Due to the weak economy and a sour job market, it has become increasingly difficult for parents owing child-support payments to meet their financial obligations. In the past, Ohio law has assumed these parents were able to pay but unwilling. This unfair stereotype is proving increasingly untrue. An important change to the law regarding child support obligations was included in the recently passed state budget.
Prior to the change in the law, parents who did not fully make their child-support payments could have their driver's or professional license suspended. This was troublesome for many as the loss of a driver's license meant they could no longer drive either to work or to find work. That only made it more difficult for them to meet their financial obligations.
The law now says that parents who have paid at least 50 percent of their child-support payments will no longer face suspension of their license. Moreover, child support enforcement agencies must now look back 90 days before making any determination. In the past, the law only required them to look back one month.
This should come as good news to many parents. According to Ohio officials, more than 100,000 parents have had their driver's license suspended for missing child-support payments. One estimate says that two-thirds of those who owe money earn less than $10,000 a year, making it almost impossible to meet their obligations.
Parents who miss child support payments often do so not because they do not want to support their child, but because they are barely able to support themselves. Changing the laws to be less harsh should allow parents experiencing financial hardship to get back on their feet and hopefully provide needed support for custodial parents. Nonetheless, an Ohio parent who owes money should consult with an experienced Ohio family law attorney. An attorney may be able to convince a court to modify the payment and help to reach an equitable resolution of all matters in dispute.
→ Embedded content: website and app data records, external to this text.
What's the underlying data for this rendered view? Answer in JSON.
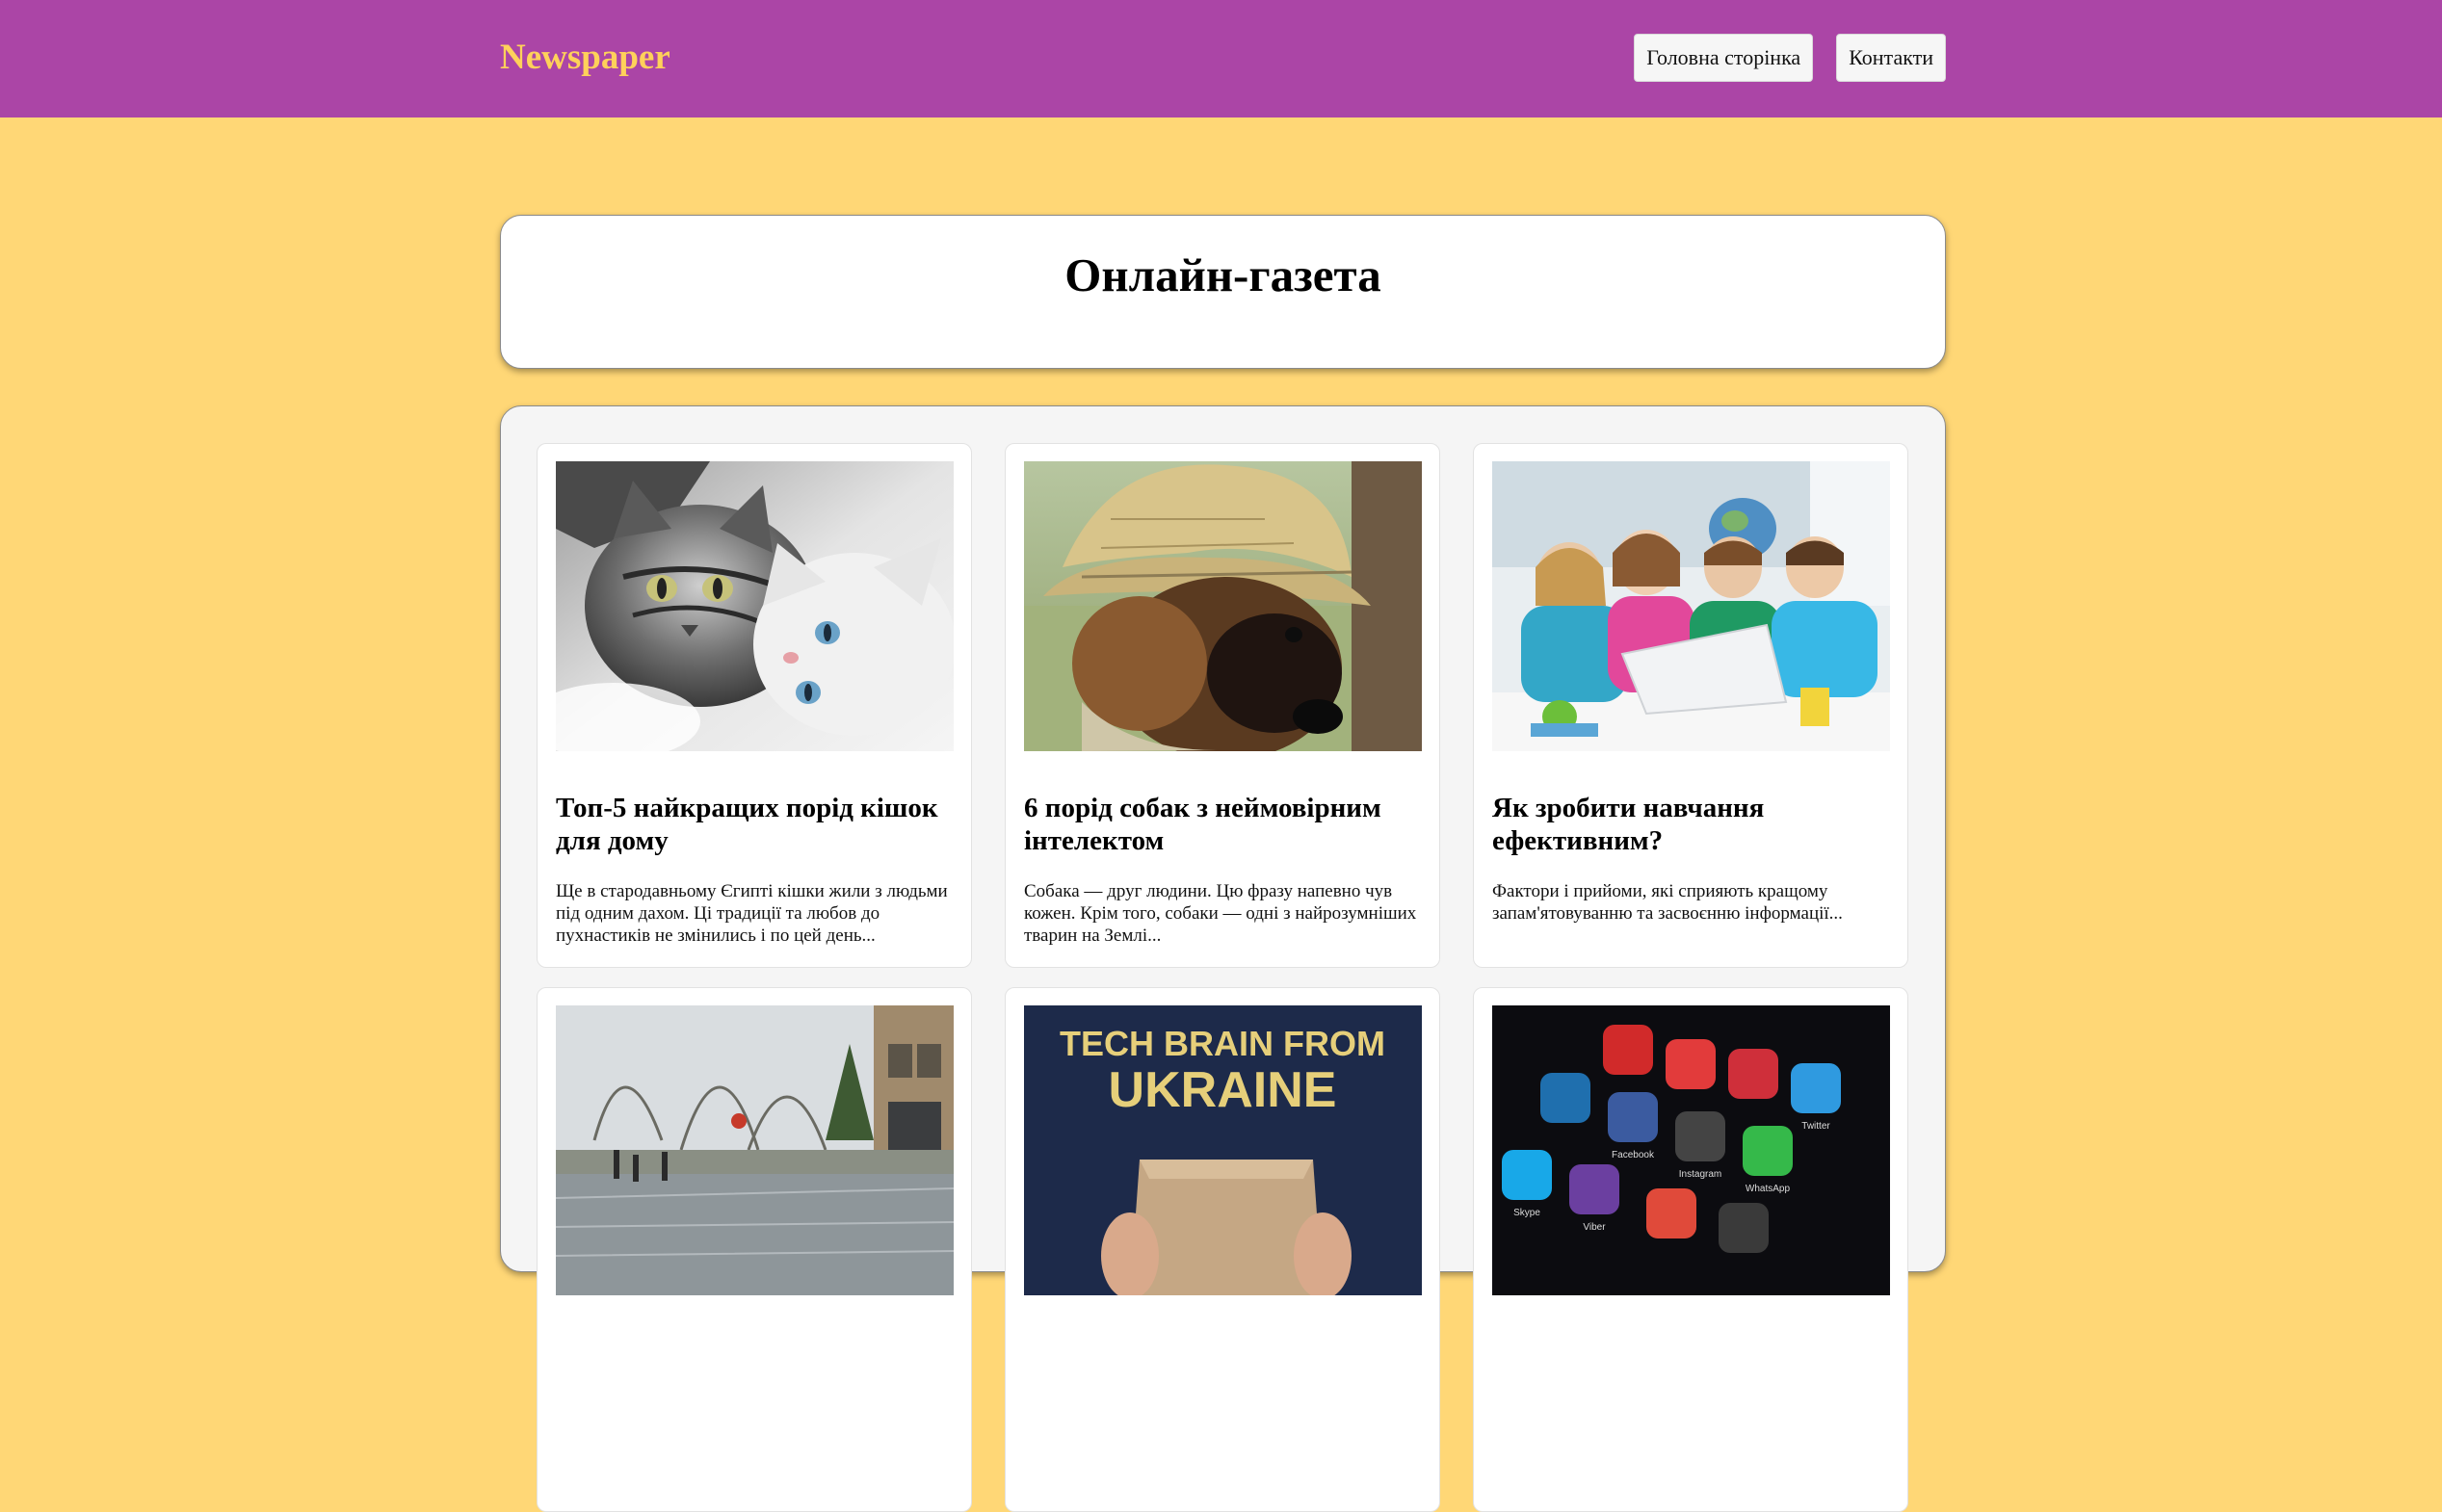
{
  "header": {
    "brand": "Newspaper",
    "nav": [
      {
        "label": "Головна сторінка"
      },
      {
        "label": "Контакти"
      }
    ]
  },
  "hero": {
    "title": "Онлайн-газета"
  },
  "articles": [
    {
      "image": "cats-photo",
      "title": "Топ-5 найкращих порід кішок для дому",
      "excerpt": "Ще в стародавньому Єгипті кішки жили з людьми під одним дахом. Ці традиції та любов до пухнастиків не змінились і по цей день..."
    },
    {
      "image": "puppy-in-hat-photo",
      "title": "6 порід собак з неймовірним інтелектом",
      "excerpt": "Собака — друг людини. Цю фразу напевно чув кожен. Крім того, собаки — одні з найрозумніших тварин на Землі..."
    },
    {
      "image": "children-with-laptop-photo",
      "title": "Як зробити навчання ефективним?",
      "excerpt": "Фактори і прийоми, які сприяють кращому запам'ятовуванню та засвоєнню інформації..."
    },
    {
      "image": "flooded-street-photo",
      "title": "",
      "excerpt": ""
    },
    {
      "image": "tech-brain-shirt-photo",
      "image_text": "TECH BRAIN FROM UKRAINE",
      "title": "",
      "excerpt": ""
    },
    {
      "image": "social-app-icons-photo",
      "app_labels": [
        "Skype",
        "Viber",
        "Facebook",
        "Instagram",
        "WhatsApp",
        "Twitter"
      ],
      "title": "",
      "excerpt": ""
    }
  ],
  "colors": {
    "page_bg": "#ffd776",
    "header_bg": "#ab45a6",
    "brand": "#ffd15a",
    "container_bg": "#f5f5f5",
    "card_bg": "#ffffff"
  }
}
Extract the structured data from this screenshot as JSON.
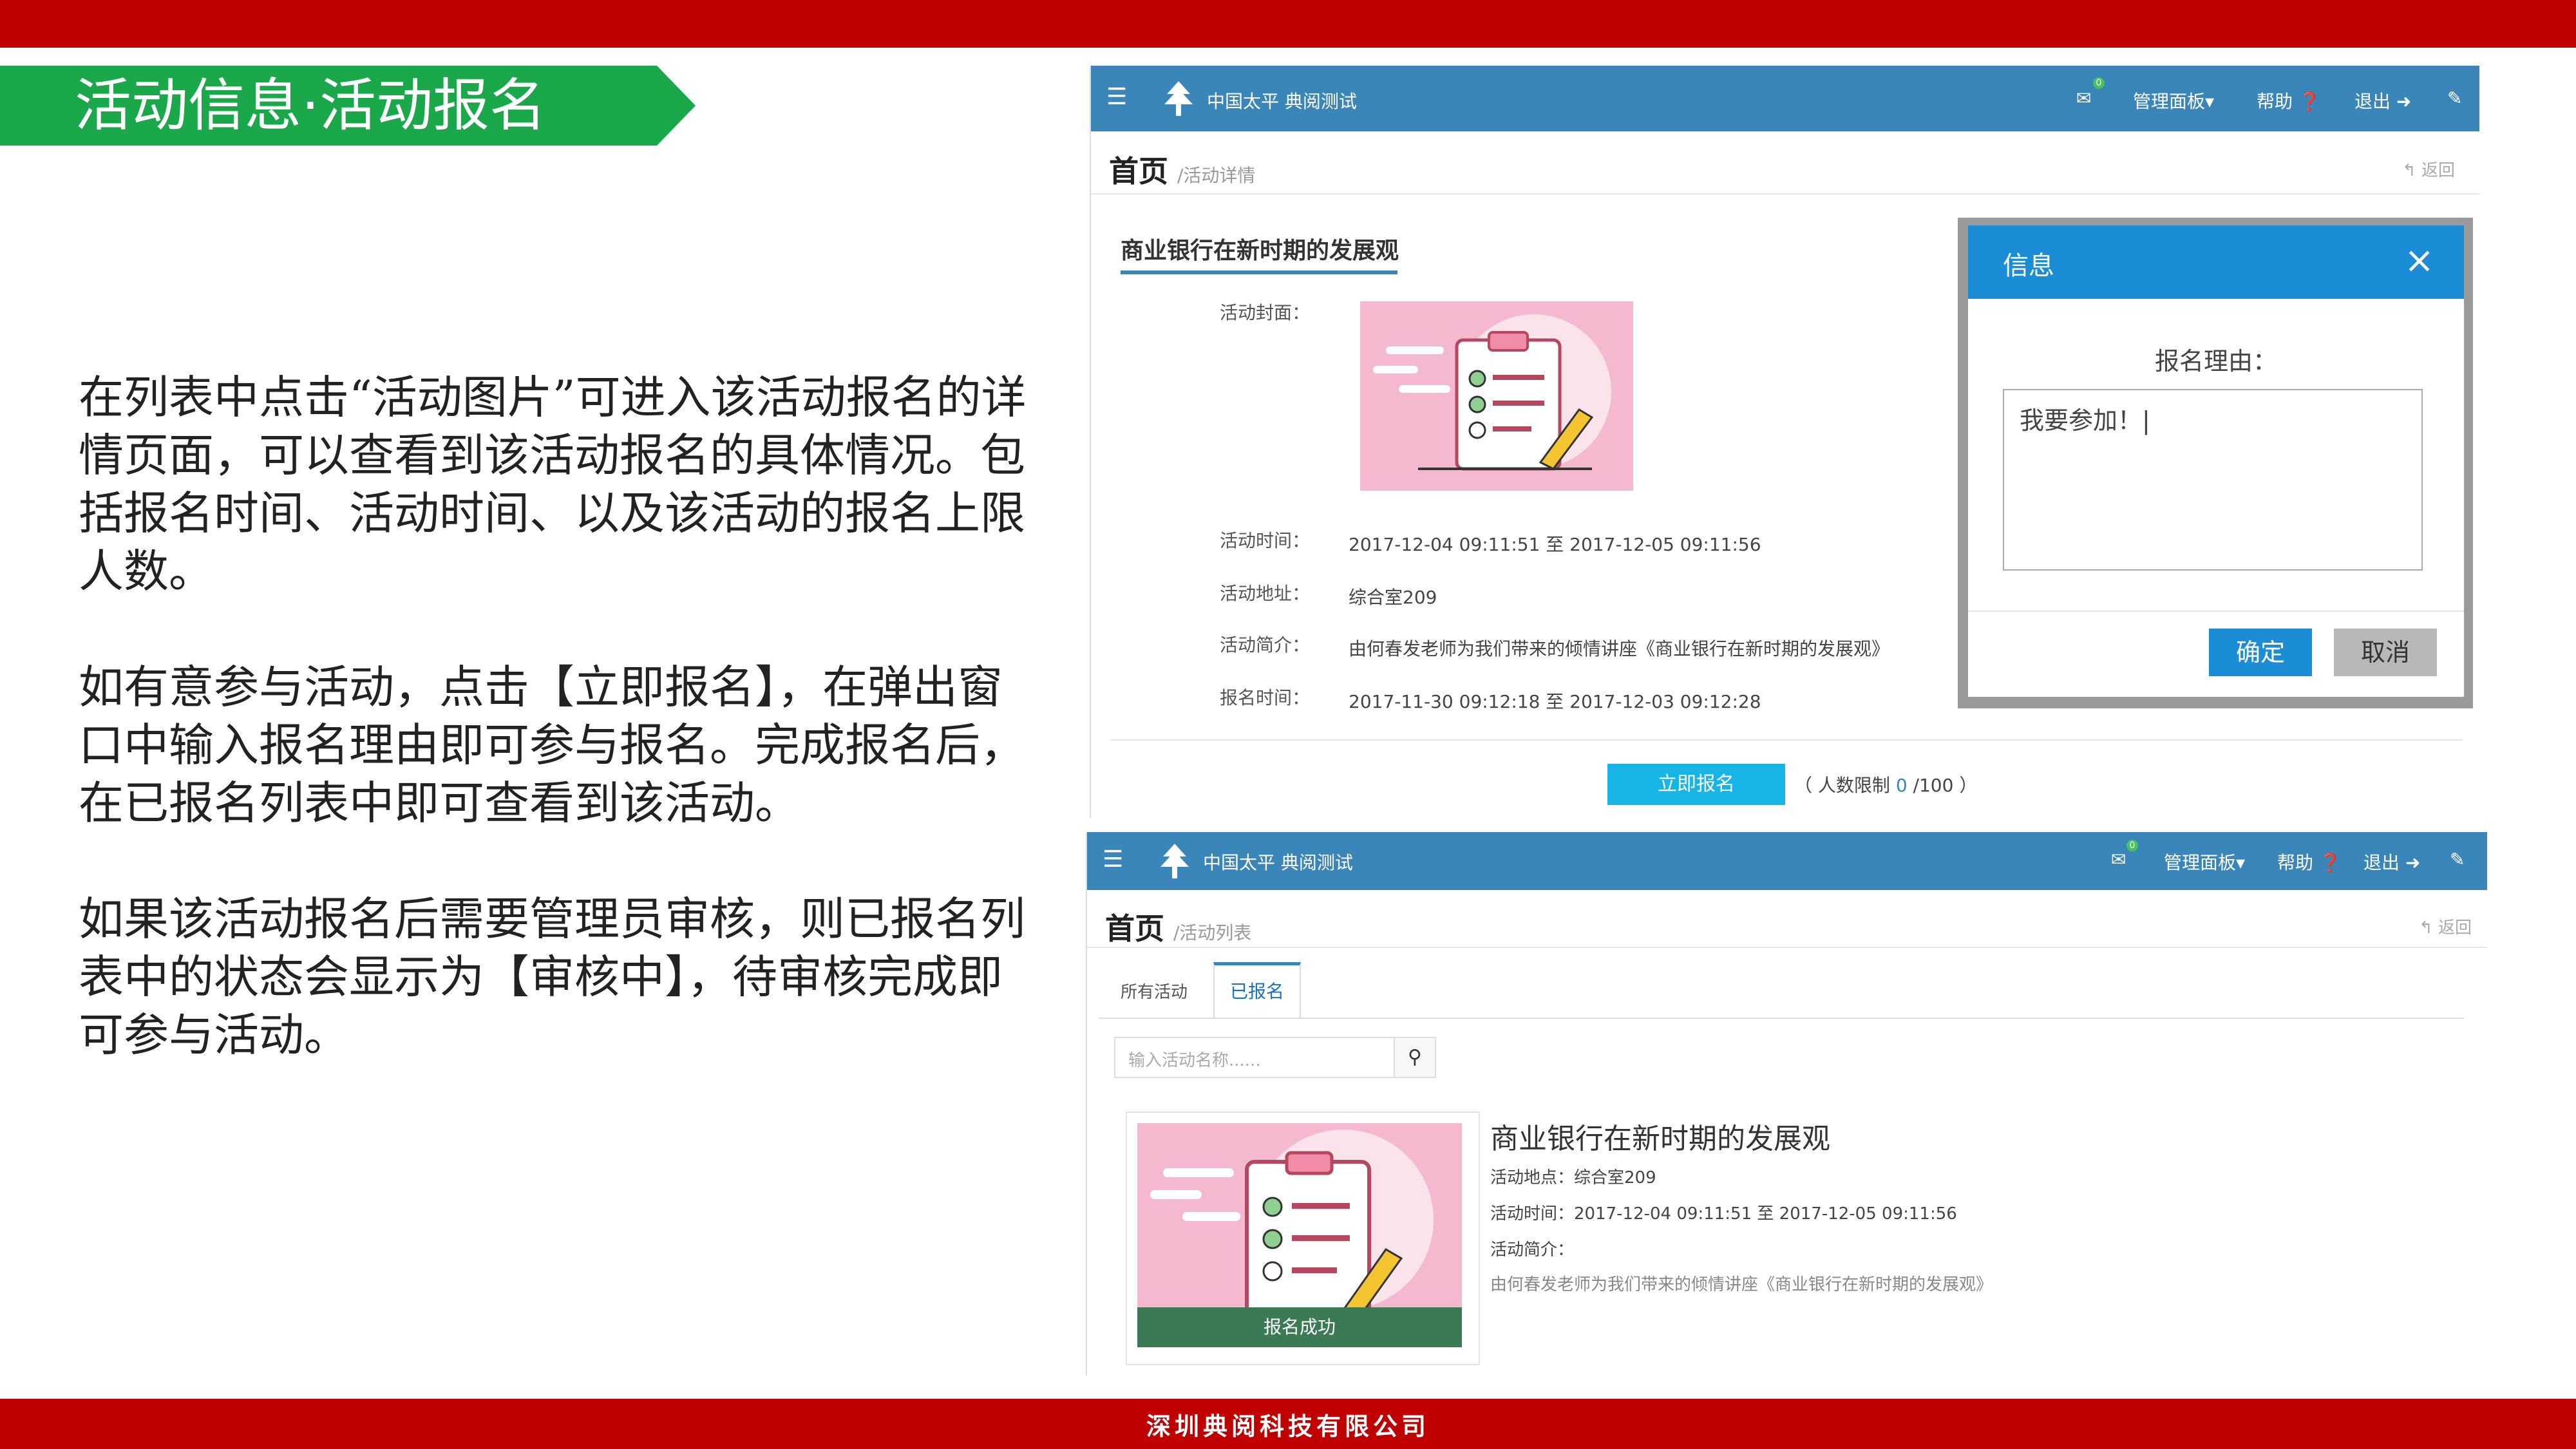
{
  "slide": {
    "title": "活动信息·活动报名",
    "paragraph1": "在列表中点击“活动图片”可进入该活动报名的详情页面，可以查看到该活动报名的具体情况。包括报名时间、活动时间、以及该活动的报名上限人数。",
    "paragraph2": "如有意参与活动，点击【立即报名】，在弹出窗口中输入报名理由即可参与报名。完成报名后，在已报名列表中即可查看到该活动。",
    "paragraph3": "如果该活动报名后需要管理员审核，则已报名列表中的状态会显示为【审核中】，待审核完成即可参与活动。",
    "footer": "深圳典阅科技有限公司"
  },
  "app": {
    "brand": "中国太平 典阅测试",
    "mail_badge": "0",
    "nav_manage": "管理面板▾",
    "nav_help": "帮助 ❓",
    "nav_logout": "退出 ➜",
    "home": "首页",
    "back": "↰ 返回"
  },
  "detail": {
    "subcrumb": "/活动详情",
    "title": "商业银行在新时期的发展观",
    "cover_label": "活动封面：",
    "time_label": "活动时间：",
    "time_value": "2017-12-04 09:11:51 至 2017-12-05 09:11:56",
    "address_label": "活动地址：",
    "address_value": "综合室209",
    "intro_label": "活动简介：",
    "intro_value": "由何春发老师为我们带来的倾情讲座《商业银行在新时期的发展观》",
    "signup_time_label": "报名时间：",
    "signup_time_value": "2017-11-30 09:12:18 至 2017-12-03 09:12:28",
    "signup_button": "立即报名",
    "limit_prefix": "（ 人数限制",
    "limit_current": "0",
    "limit_suffix": "/100 ）"
  },
  "modal": {
    "title": "信息",
    "close": "×",
    "label": "报名理由：",
    "text": "我要参加！",
    "ok": "确定",
    "cancel": "取消"
  },
  "list": {
    "subcrumb": "/活动列表",
    "tab_all": "所有活动",
    "tab_signed": "已报名",
    "search_placeholder": "输入活动名称......",
    "item_title": "商业银行在新时期的发展观",
    "item_address": "活动地点：综合室209",
    "item_time": "活动时间：2017-12-04 09:11:51 至 2017-12-05 09:11:56",
    "item_intro_label": "活动简介：",
    "item_intro": "由何春发老师为我们带来的倾情讲座《商业银行在新时期的发展观》",
    "status": "报名成功"
  },
  "colors": {
    "brand_red": "#c00000",
    "title_green": "#1aa84a",
    "navbar_blue": "#3a86b8",
    "button_cyan": "#17b4e6",
    "modal_blue": "#1a8dd6",
    "status_green": "#3c7a55"
  }
}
Source: The Columbus Dispatch, "Child support changes arrive," Catherine Candisky, Sept. 25, 2011